Both-and Thinking

From our newsletter of January 30, 2013, by Sheella Mierson    


Next time you have two seemingly contradictory ideas to address a knotty issue, try both-and thinking rather than either-or. Rather than asking, “Which idea is better?” or “Which concept has the stronger arguments?”, ask instead, “How can we do both things?” or “How can we combine both this concept and that concept?” A brand new solution may emerge. Both-and thinking is counter-intuitive from what we are used to, and takes practice.

Both-and thinking is key to dynamic governance (DG). How is it possible to get everyone’s input into a policy decision—along with the creativity, time, messiness, or even chaos that can sometimes imply—and also have an efficient organization that can respond nimbly to challenges? We usually think of those two options as either-or. Gerard Endenburg, a Dutch electrical engineer, figured out 40-some years ago how to rewire an organization to have both at the same time. Check out this blog by my colleague John Schinnerer: Both And Governance. I find that both-and thinking is a discipline. I am so used to either-or, that I need to remind myself to shift my approach. For me this applies to major strategic organizational issues and the little decisions of daily living.

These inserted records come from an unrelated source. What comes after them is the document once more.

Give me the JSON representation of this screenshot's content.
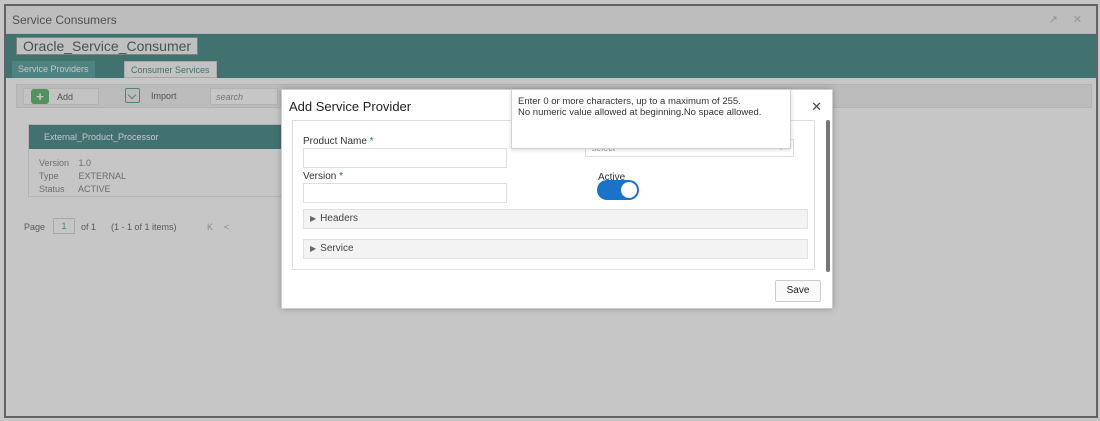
{
  "window": {
    "title": "Service Consumers",
    "controls": "↗ ✕"
  },
  "banner": {
    "name": "Oracle_Service_Consumer"
  },
  "tabs": [
    {
      "label": "Service Providers",
      "active": true
    },
    {
      "label": "Consumer Services",
      "active": false
    }
  ],
  "toolbar": {
    "add_label": "Add",
    "import_label": "Import",
    "search_placeholder": "search"
  },
  "card": {
    "title": "External_Product_Processor",
    "rows": [
      {
        "key": "Version",
        "value": "1.0"
      },
      {
        "key": "Type",
        "value": "EXTERNAL"
      },
      {
        "key": "Status",
        "value": "ACTIVE"
      }
    ]
  },
  "pager": {
    "page_label": "Page",
    "page_value": "1",
    "of_label": "of 1",
    "items_label": "(1 - 1 of 1 items)",
    "first_icon": "K",
    "prev_icon": "<"
  },
  "dialog": {
    "title": "Add Service Provider",
    "close": "✕",
    "product_name_label": "Product Name",
    "version_label": "Version",
    "required_marker": "*",
    "select_placeholder": "select",
    "active_label": "Active",
    "active_value": true,
    "sections": [
      "Headers",
      "Service"
    ],
    "save_label": "Save"
  },
  "tooltip": {
    "line1": "Enter 0 or more characters, up to a maximum of 255.",
    "line2": "No numeric value allowed at beginning.No space allowed."
  },
  "colors": {
    "brand_teal": "#1c6e6b",
    "toggle_blue": "#1a73c9",
    "add_green": "#3aa54b"
  }
}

It’s a work in progress….
Please TALK TO ME about how you can make simple structural changes that unleash creativity and initiative in your organization (while maintaining or increasing efficiency—there’s that both-and thinking), and simultaneously grow the relationships to be more productive and deeply rewarding.